A party in a complicated divorce proceeding has filed a lawsuit claiming his former counsel promised him a favorable outcome because of a “special relationship” with the presiding judge. The attorney and law firm named in the suit vehemently deny that any member of the firm made such a declaration at any time. The divorce involved significant property division issues, according to an attorney for the firm named in the suit. See the full article at Texas Lawyer (shout out to John Council who wrote the article).
Bascially, what happened according to the lawsuit (according to the client) -- the lawyer told the client that he had a special relationship with the Judge and therefore could affect the outcome of the case. There was also a receiver appointed to sell a marital asset, and (again, according to the client), the lawyer said he had a relationship with the receiver and could obtain a favorable outcome from the receiver.
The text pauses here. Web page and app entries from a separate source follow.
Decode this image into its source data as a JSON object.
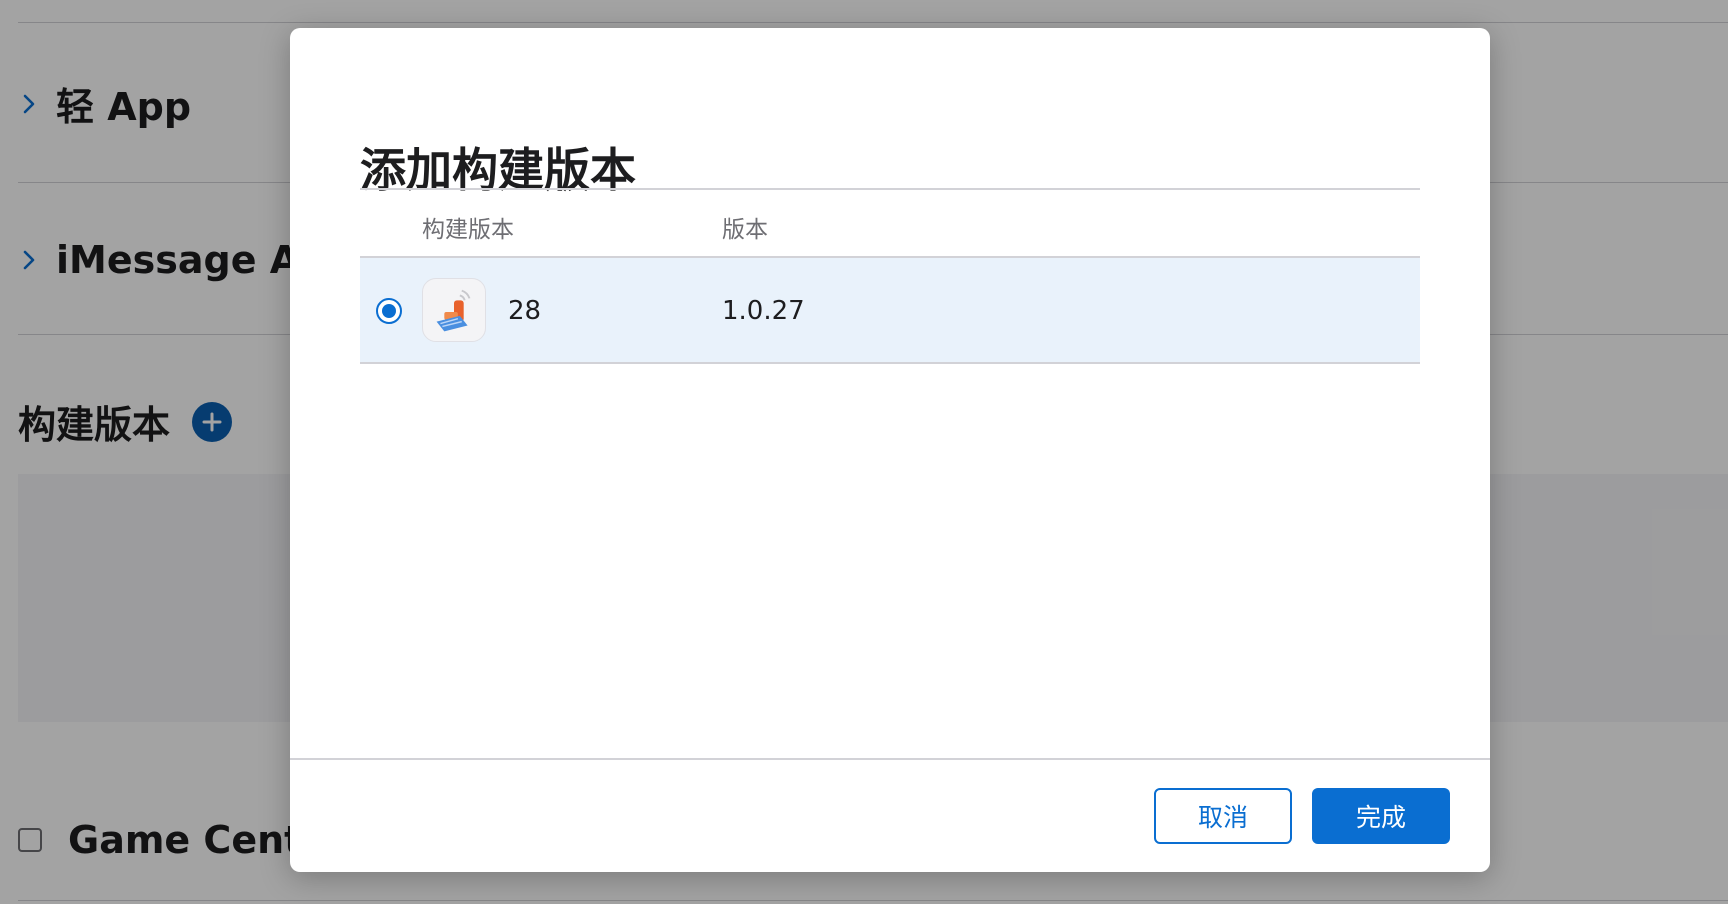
{
  "background": {
    "sections": [
      {
        "title": "轻 App"
      },
      {
        "title": "iMessage Ap"
      }
    ],
    "builds_heading": "构建版本",
    "game_center_label": "Game Cente"
  },
  "modal": {
    "title": "添加构建版本",
    "table": {
      "columns": [
        "构建版本",
        "版本"
      ],
      "rows": [
        {
          "build": "28",
          "version": "1.0.27",
          "selected": true
        }
      ]
    },
    "buttons": {
      "cancel": "取消",
      "done": "完成"
    }
  },
  "colors": {
    "accent": "#0a6ed1",
    "selected_row": "#e9f2fb"
  },
  "icons": [
    "chevron-right-icon",
    "plus-circle-icon",
    "app-icon"
  ]
}
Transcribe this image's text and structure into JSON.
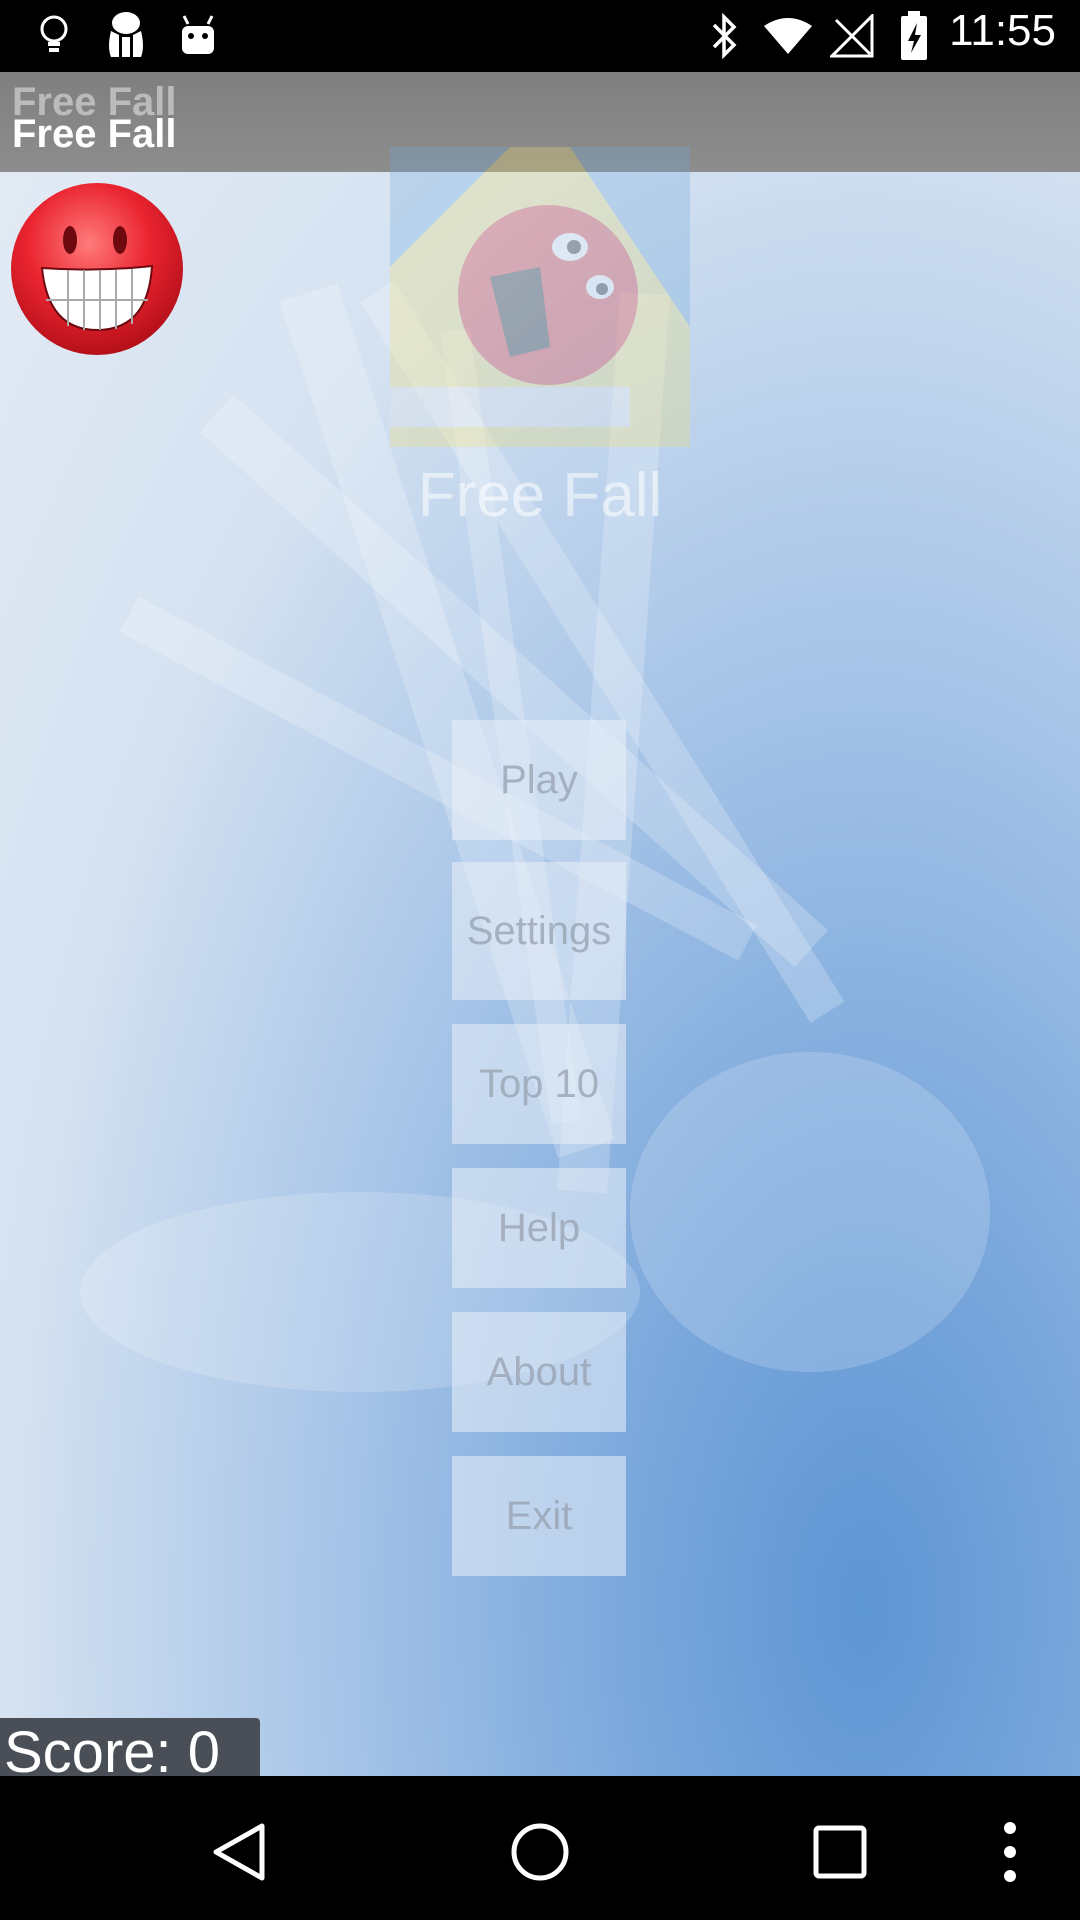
{
  "status_bar": {
    "time": "11:55",
    "icons": [
      "lightbulb-icon",
      "app-notification-icon",
      "android-icon",
      "bluetooth-icon",
      "wifi-icon",
      "no-signal-icon",
      "battery-icon"
    ]
  },
  "app": {
    "title": "Free Fall",
    "title_ghost": "Free Fall",
    "heading": "Free Fall",
    "menu": {
      "play": "Play",
      "settings": "Settings",
      "top10": "Top 10",
      "help": "Help",
      "about": "About",
      "exit": "Exit"
    },
    "score": "Score: 0"
  },
  "colors": {
    "sky_light": "#e4ecf5",
    "sky_dark": "#5e95d4",
    "title_bar": "#858585",
    "smiley_red": "#e8202c"
  },
  "nav_bar": {
    "icons": [
      "back-icon",
      "home-icon",
      "recents-icon",
      "overflow-menu-icon"
    ]
  }
}
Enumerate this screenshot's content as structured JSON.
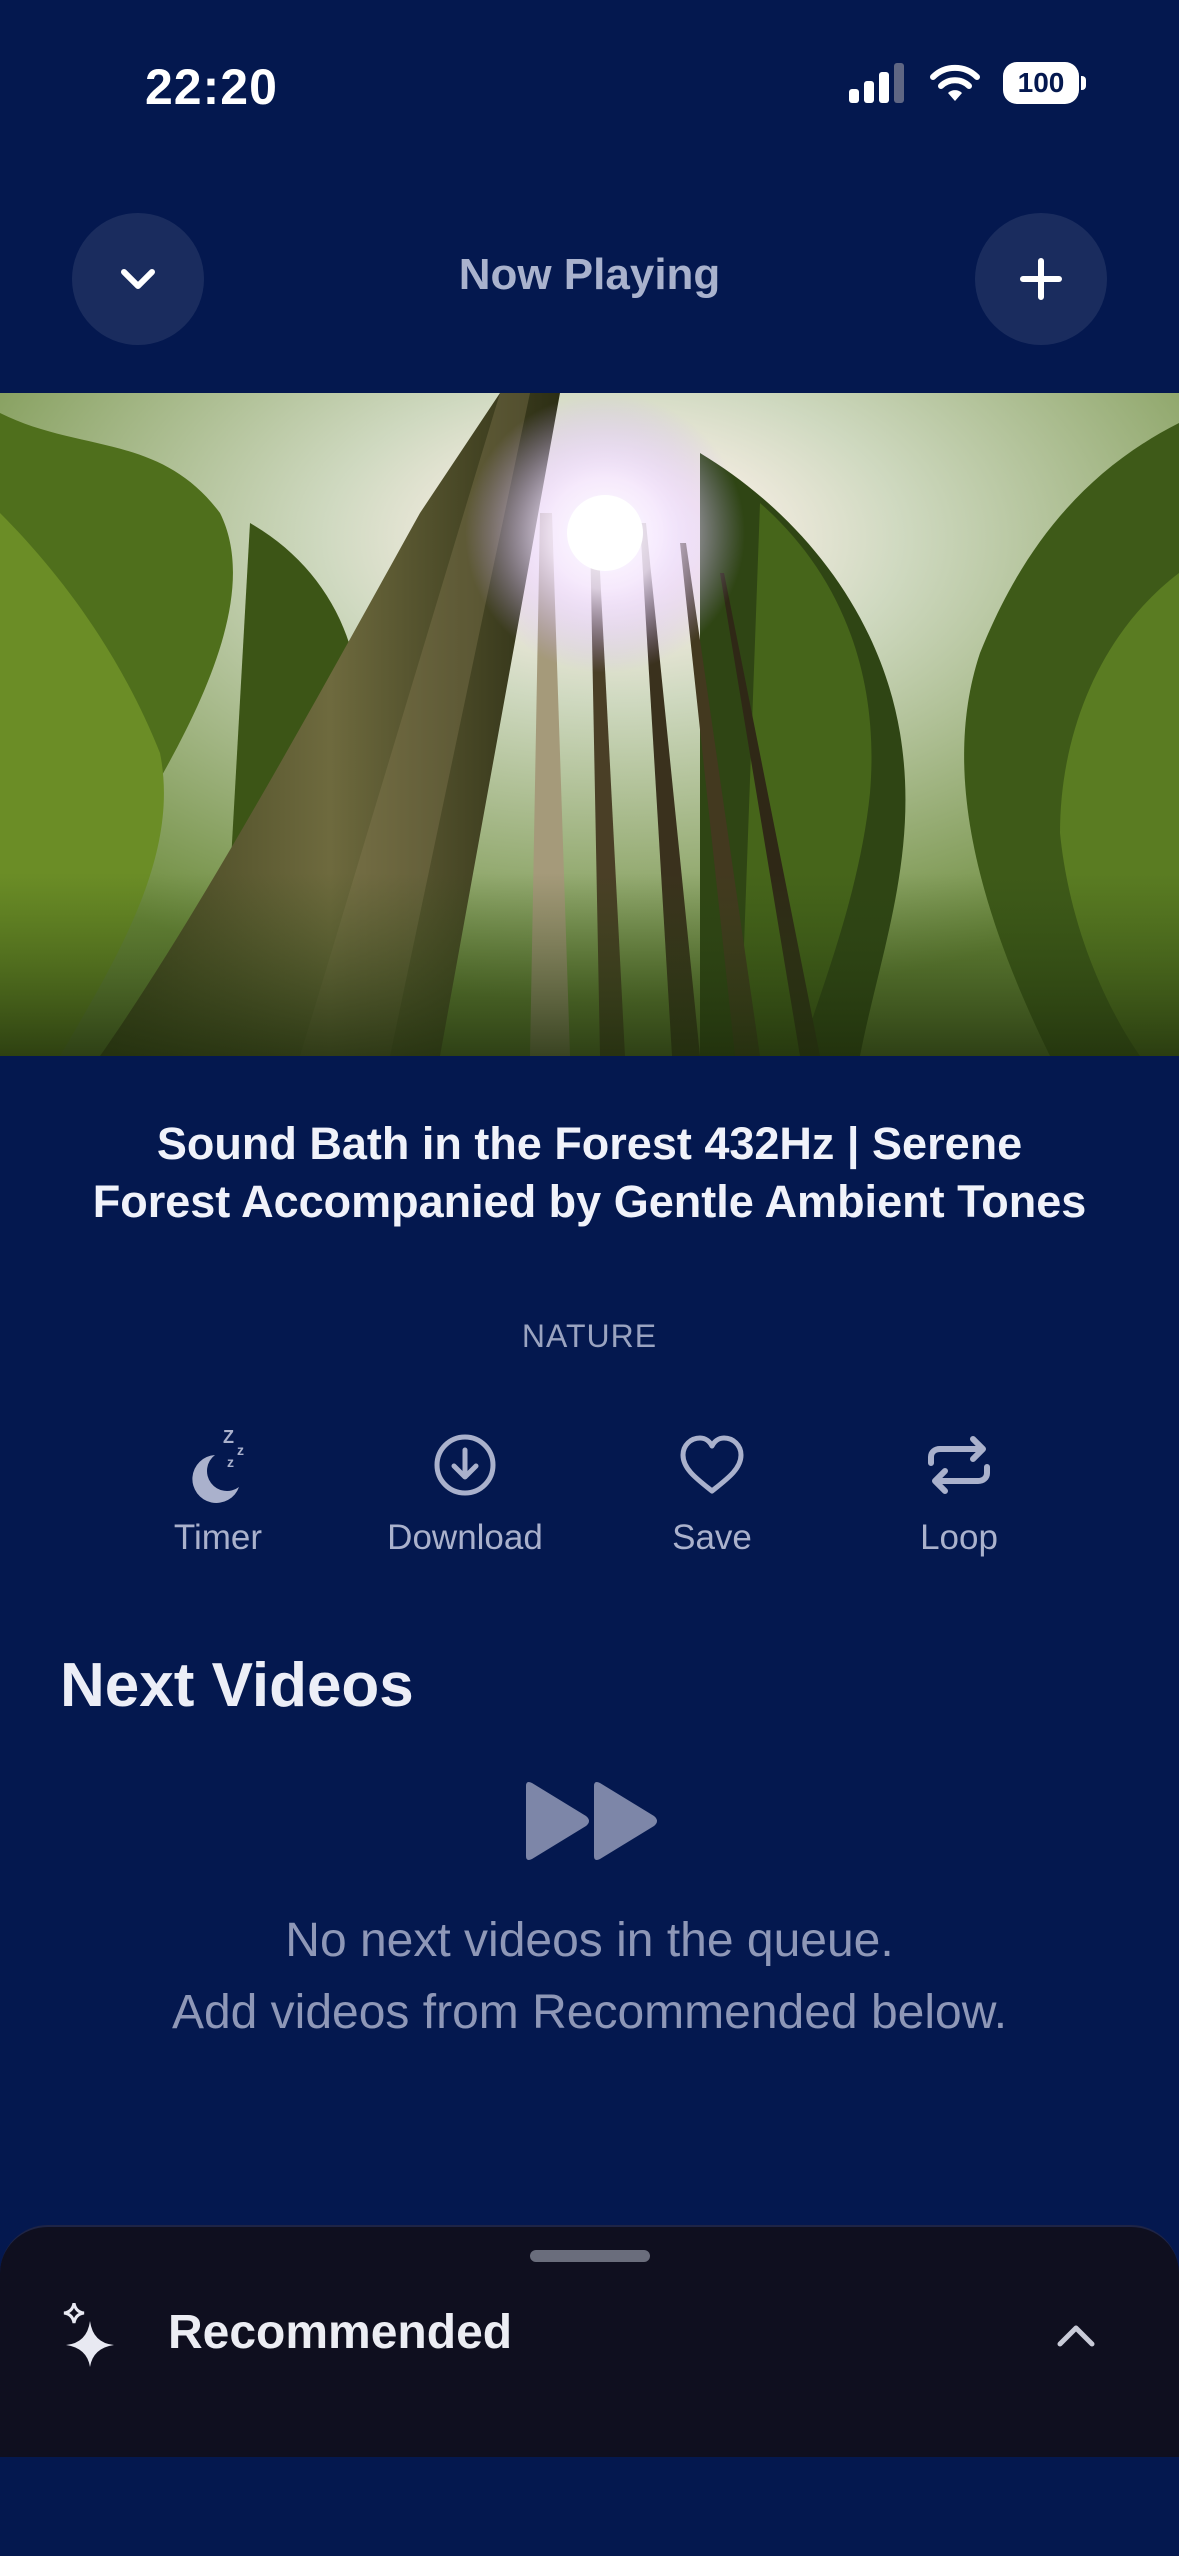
{
  "status_bar": {
    "time": "22:20",
    "battery": "100"
  },
  "header": {
    "title": "Now Playing"
  },
  "video": {
    "title": "Sound Bath in the Forest 432Hz | Serene Forest Accompanied by Gentle Ambient Tones",
    "category": "NATURE"
  },
  "actions": [
    {
      "label": "Timer",
      "icon": "timer-moon-icon"
    },
    {
      "label": "Download",
      "icon": "download-icon"
    },
    {
      "label": "Save",
      "icon": "heart-icon"
    },
    {
      "label": "Loop",
      "icon": "loop-icon"
    }
  ],
  "next_videos": {
    "title": "Next Videos",
    "empty_line1": "No next videos in the queue.",
    "empty_line2": "Add videos from Recommended below."
  },
  "recommended": {
    "label": "Recommended"
  },
  "colors": {
    "background": "#04184f",
    "sheet": "#0f0f1f",
    "muted_text": "#aab1cc"
  }
}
Then, all went badly for the client. The receiver didn't do what the client wanted and somehow the Judge gave some informal opinion negative to the client, so the client agreed to an outcome that he didn't want. So, the client blames the lawyer and files a lawsuit.
First, and very obviously, this is a one sided story. The ethical rules require that lawyers cannot imply they have a special relationship with anyone in a manner that would influence the outcome of the case. Further, a lawyer cannot guarantee a client a favorable or certain oucome. IF the lawyer did either of those things, then the lawyer could be in big trouble. But, again, that's a pretty big IF. I'd think that the client who filed the lawsuit is going to have to have some corroborating proof of his allegations, beyond just his word that the lawyer made those statements.
This is Dallas divorce law drama unfolding. It will be interesting to see how it turns out.